Later that morning, he wrote a "thank you" letter to Reader's Digest Foundation for a $1,000 mini-grant award that was given to the Manship School. The award will be used to pay the travel expenses of student journalists who must travel to complete their stories.
Nelson began going through the "seven inches of morning mail" that covered his desk at approximately 9:30 a.m. "All of that mail includes many professional magazines added to the Manship School's reading room collection," he said.
Nelson then finalized the review of a student survey project to ensure that it conformed with the policies of the Office of Sponsored Research Human Subjects Review Committee.
At 9:45 a.m., he had an appointment with an undergraduate student to discuss her entrance into graduate school. They discussed graduate-level credit for seniors and the accelerated master's options.
His next meeting was with a Taiwanese student who is currently studying at the University of New Orleans. They discussed the transfer requirements for her to enter the graduate program at LSU, and Nelson gave her a tour of the Manship School facilities.
Nelson spends much of his day working with and trying to help graduate students. Today he spent some time writing a letter of invitation for a well-known Mexican journalist to visit LSU, at no cost to the University, at the request of some of his master's students.
After lunch, Nelson prepared for a meeting of the Graduate Admissions and Assistantships Committee. He serves as chair of the committee. At the meeting, which was held at 2 p.m., the committee reviewed the spring applicants for admission to the graduate program.
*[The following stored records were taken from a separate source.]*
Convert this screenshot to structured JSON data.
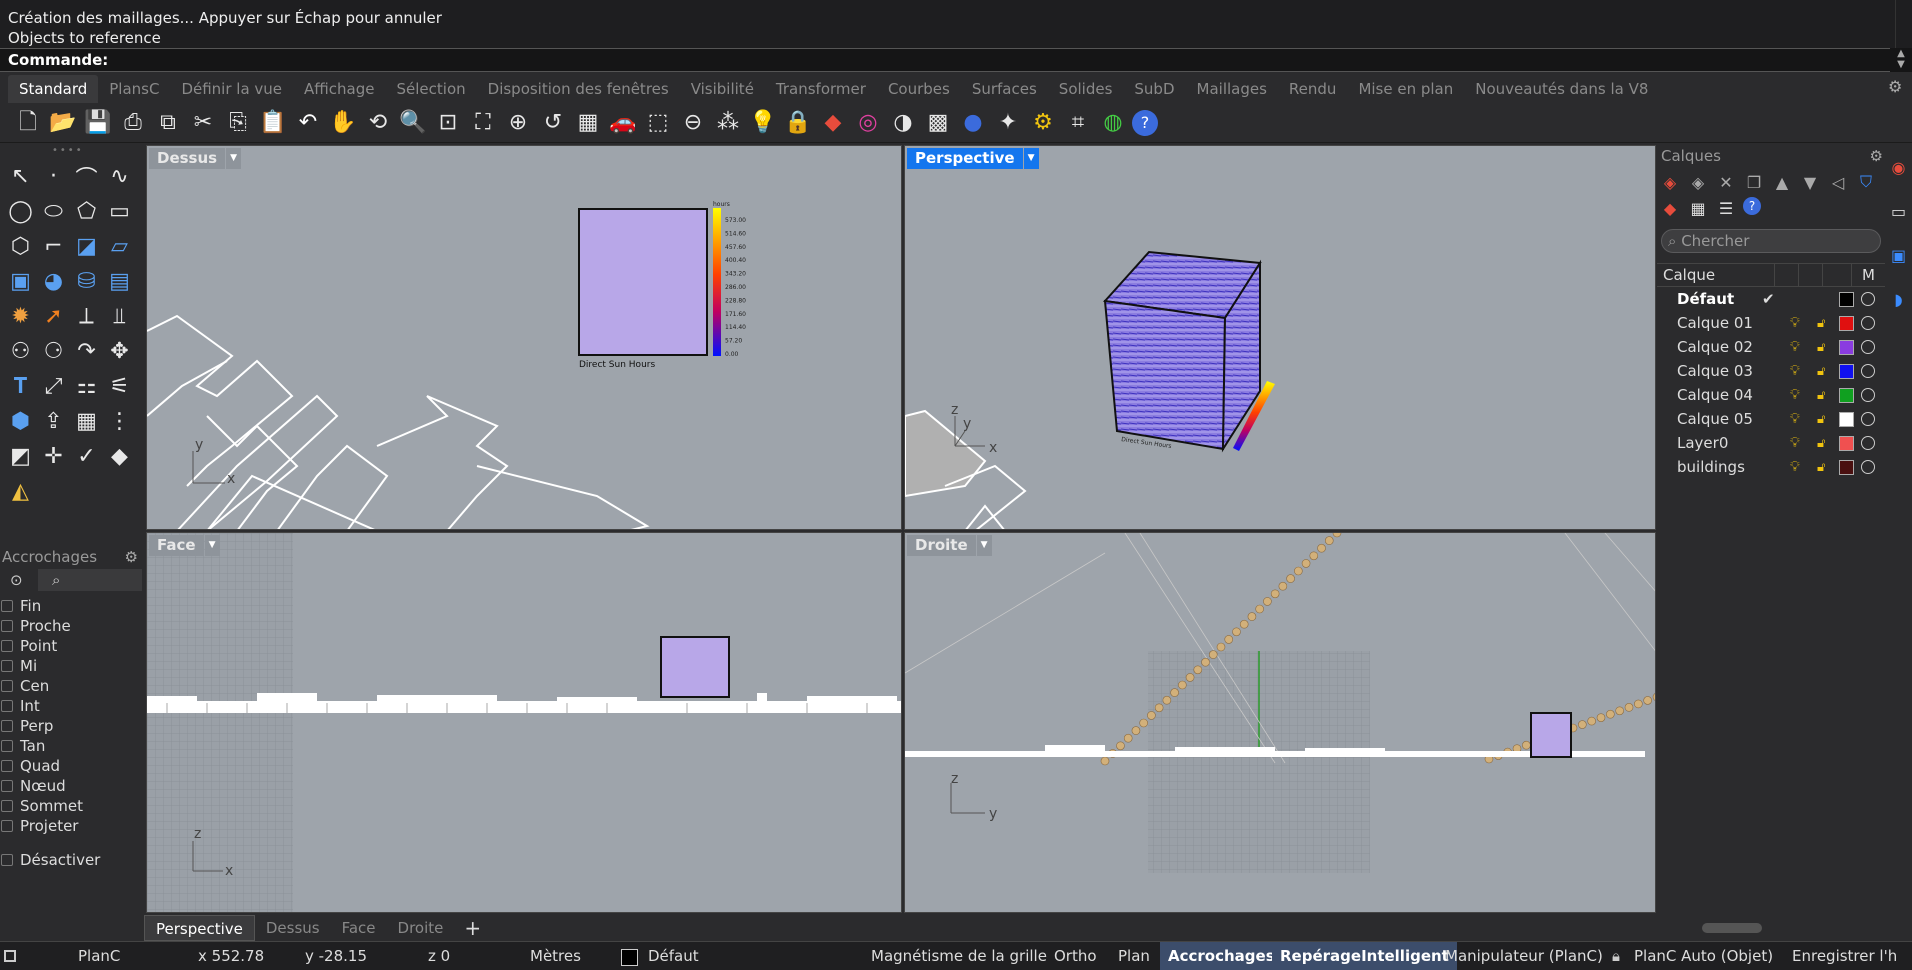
{
  "history": {
    "lines": [
      "Création des maillages... Appuyer sur Échap pour annuler",
      "Objects to reference"
    ]
  },
  "command": {
    "label": "Commande:"
  },
  "tabs": [
    "Standard",
    "PlansC",
    "Définir la vue",
    "Affichage",
    "Sélection",
    "Disposition des fenêtres",
    "Visibilité",
    "Transformer",
    "Courbes",
    "Surfaces",
    "Solides",
    "SubD",
    "Maillages",
    "Rendu",
    "Mise en plan",
    "Nouveautés dans la V8"
  ],
  "toolbar_icons": [
    "new-icon",
    "open-icon",
    "save-icon",
    "print-icon",
    "copy-props-icon",
    "cut-icon",
    "copy-icon",
    "paste-icon",
    "undo-icon",
    "pan-icon",
    "rotate-view-icon",
    "zoom-icon",
    "zoom-window-icon",
    "zoom-extents-icon",
    "zoom-selected-icon",
    "undo-view-icon",
    "viewport-layout-icon",
    "car-icon",
    "named-cplane-icon",
    "cplane-icon",
    "snap-icon",
    "light-icon",
    "lock-icon",
    "layer-icon",
    "color-wheel-icon",
    "shade-icon",
    "wireframe-icon",
    "render-icon",
    "rendered-icon",
    "settings-icon",
    "grid-snap-icon",
    "sphere-icon",
    "help-icon"
  ],
  "left_tools": [
    "select-arrow-icon",
    "point-icon",
    "polyline-icon",
    "curve-icon",
    "circle-icon",
    "ellipse-icon",
    "polygon-icon",
    "rectangle-icon",
    "hexagon-icon",
    "fillet-icon",
    "surface-icon",
    "plane-icon",
    "box-icon",
    "sphere-tool-icon",
    "cylinder-icon",
    "mesh-icon",
    "transform-gizmo-icon",
    "arrow-tool-icon",
    "split-icon",
    "trim-icon",
    "group-icon",
    "boolean-icon",
    "rotate-icon",
    "move-icon",
    "text-icon",
    "scale-icon",
    "array-icon",
    "mirror-icon",
    "solid-box-icon",
    "extrude-icon",
    "grid-array-icon",
    "dimension-icon",
    "cut-plane-icon",
    "gumball-icon",
    "check-icon",
    "shaded-solid-icon",
    "pyramid-icon"
  ],
  "osnaps": {
    "title": "Accrochages",
    "items": [
      "Fin",
      "Proche",
      "Point",
      "Mi",
      "Cen",
      "Int",
      "Perp",
      "Tan",
      "Quad",
      "Nœud",
      "Sommet",
      "Projeter"
    ],
    "disable": "Désactiver"
  },
  "viewports": {
    "top": {
      "name": "Dessus",
      "axis_a": "y",
      "axis_b": "x",
      "legend_title": "hours",
      "legend_values": [
        "573.00",
        "514.60",
        "457.60",
        "400.40",
        "343.20",
        "286.00",
        "228.80",
        "171.60",
        "114.40",
        "57.20",
        "0.00"
      ],
      "caption": "Direct Sun Hours"
    },
    "perspective": {
      "name": "Perspective",
      "axis_a": "z",
      "axis_b": "y",
      "axis_c": "x",
      "caption": "Direct Sun Hours"
    },
    "front": {
      "name": "Face",
      "axis_a": "z",
      "axis_b": "x"
    },
    "right": {
      "name": "Droite",
      "axis_a": "z",
      "axis_b": "y"
    }
  },
  "view_tabs": [
    "Perspective",
    "Dessus",
    "Face",
    "Droite"
  ],
  "add_tab": "+",
  "panel": {
    "title": "Calques",
    "search_placeholder": "Chercher",
    "col_layer": "Calque",
    "col_m": "M",
    "layers": [
      {
        "name": "Défaut",
        "color": "#000000"
      },
      {
        "name": "Calque 01",
        "color": "#e01010"
      },
      {
        "name": "Calque 02",
        "color": "#8a3ce0"
      },
      {
        "name": "Calque 03",
        "color": "#1010f0"
      },
      {
        "name": "Calque 04",
        "color": "#10a020"
      },
      {
        "name": "Calque 05",
        "color": "#ffffff"
      },
      {
        "name": "Layer0",
        "color": "#f05050"
      },
      {
        "name": "buildings",
        "color": "#4a1010"
      }
    ]
  },
  "status": {
    "cplane": "PlanC",
    "x": "x 552.78",
    "y": "y -28.15",
    "z": "z 0",
    "units": "Mètres",
    "layer": "Défaut",
    "grid_snap": "Magnétisme de la grille",
    "ortho": "Ortho",
    "plan": "Plan",
    "osnap": "Accrochages",
    "smarttrack": "RepérageIntelligent",
    "gumball": "Manipulateur (PlanC)",
    "autocplane": "PlanC Auto (Objet)",
    "record": "Enregistrer l'h"
  }
}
"We've been very effective at building awareness of our graduate program," he said. "We've gone from 34 students two years ago to more than 90 students now. When you get to 90 students, that places a strain on the faculty. So, we've raised the bar again for admissions. That means only the 'creme de la creme' of students will get into the program."
After his committee meeting, Nelson went back to the task of going through the mail that had collected on his desk. "Sometimes I think that desk has a life of its own," he said. "I'm an information magnet. One of the new problems of the world is information overload."
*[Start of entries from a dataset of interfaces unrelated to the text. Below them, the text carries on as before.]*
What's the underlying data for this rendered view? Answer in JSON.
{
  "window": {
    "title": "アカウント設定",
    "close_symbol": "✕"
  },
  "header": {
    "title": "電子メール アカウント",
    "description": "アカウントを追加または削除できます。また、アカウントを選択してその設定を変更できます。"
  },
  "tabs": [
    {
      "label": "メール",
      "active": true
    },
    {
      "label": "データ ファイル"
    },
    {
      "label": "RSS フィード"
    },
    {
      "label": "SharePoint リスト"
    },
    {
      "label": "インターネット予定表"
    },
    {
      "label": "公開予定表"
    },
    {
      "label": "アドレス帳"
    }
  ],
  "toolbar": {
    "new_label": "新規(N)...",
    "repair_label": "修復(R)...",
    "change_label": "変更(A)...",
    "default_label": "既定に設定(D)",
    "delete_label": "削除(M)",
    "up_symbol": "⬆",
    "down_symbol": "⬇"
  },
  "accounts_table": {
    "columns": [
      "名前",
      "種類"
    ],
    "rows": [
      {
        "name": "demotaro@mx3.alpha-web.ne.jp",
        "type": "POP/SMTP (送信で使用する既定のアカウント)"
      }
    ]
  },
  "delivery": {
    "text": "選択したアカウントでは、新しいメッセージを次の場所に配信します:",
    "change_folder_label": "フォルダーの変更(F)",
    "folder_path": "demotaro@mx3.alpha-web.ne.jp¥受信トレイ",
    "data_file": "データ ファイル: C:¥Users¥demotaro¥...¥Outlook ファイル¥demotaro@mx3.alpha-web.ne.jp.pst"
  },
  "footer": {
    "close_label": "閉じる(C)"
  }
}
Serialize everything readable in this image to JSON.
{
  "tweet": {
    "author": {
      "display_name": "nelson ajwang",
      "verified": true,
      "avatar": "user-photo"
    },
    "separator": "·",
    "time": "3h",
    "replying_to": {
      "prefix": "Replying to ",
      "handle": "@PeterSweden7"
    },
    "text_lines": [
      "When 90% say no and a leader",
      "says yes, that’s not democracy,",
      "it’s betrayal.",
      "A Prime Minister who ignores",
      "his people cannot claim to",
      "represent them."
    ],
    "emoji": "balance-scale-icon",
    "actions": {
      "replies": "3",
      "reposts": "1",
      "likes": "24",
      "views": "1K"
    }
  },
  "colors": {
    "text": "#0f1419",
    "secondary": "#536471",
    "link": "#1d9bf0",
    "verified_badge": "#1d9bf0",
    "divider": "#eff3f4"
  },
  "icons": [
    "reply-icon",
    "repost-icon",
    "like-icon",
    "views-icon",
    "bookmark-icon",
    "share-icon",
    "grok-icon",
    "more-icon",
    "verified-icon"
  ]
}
While his primary responsibilities are administrating the graduate program and promoting research, Nelson is also teaching two classes this semester. He also serves as president of the International Academy of Business Disciplines.
Late in the afternoon, he was back on the telephone and Internet preparing for the IABD 10th annual meeting, which will be held next April in San Francisco.
"The academy has grown to nearly 500 members, serving as a distinctive global interdisciplinary forum for professionals, policymakers and faculty in business schools, communication programs and other social science departments to exchange ideas and research results," he said.
After making those preparations, Nelson finished a review of an article submitted to IABD's quarterly International Journal of Commerce and Management.
Nelson's day ended with a special dinner at Ralph & Kacoo's. Ten journalists and technologists from Africa were at LSU participating in a training program sponsored by the U.S. government. "We do this regularly at the Manship School under the direction of Dr. Louis Day, our international coordinator," Nelson said.
"Normally, I would also be teaching one of the sessions," he said. "However, given my hectic schedule, we were fortunate to be able to draw upon the expertise of a great group of new faculty with high-level computer backgrounds.
"This time my wife and I had the fun part of socializing with the visitors from Africa," he said. "We have this large cultural geography book with information on every country. Whenever we meet international guests, we ask them to sign the book, write something about their country and correct any factual errors in the book. They always enjoy that part, and we learn something new."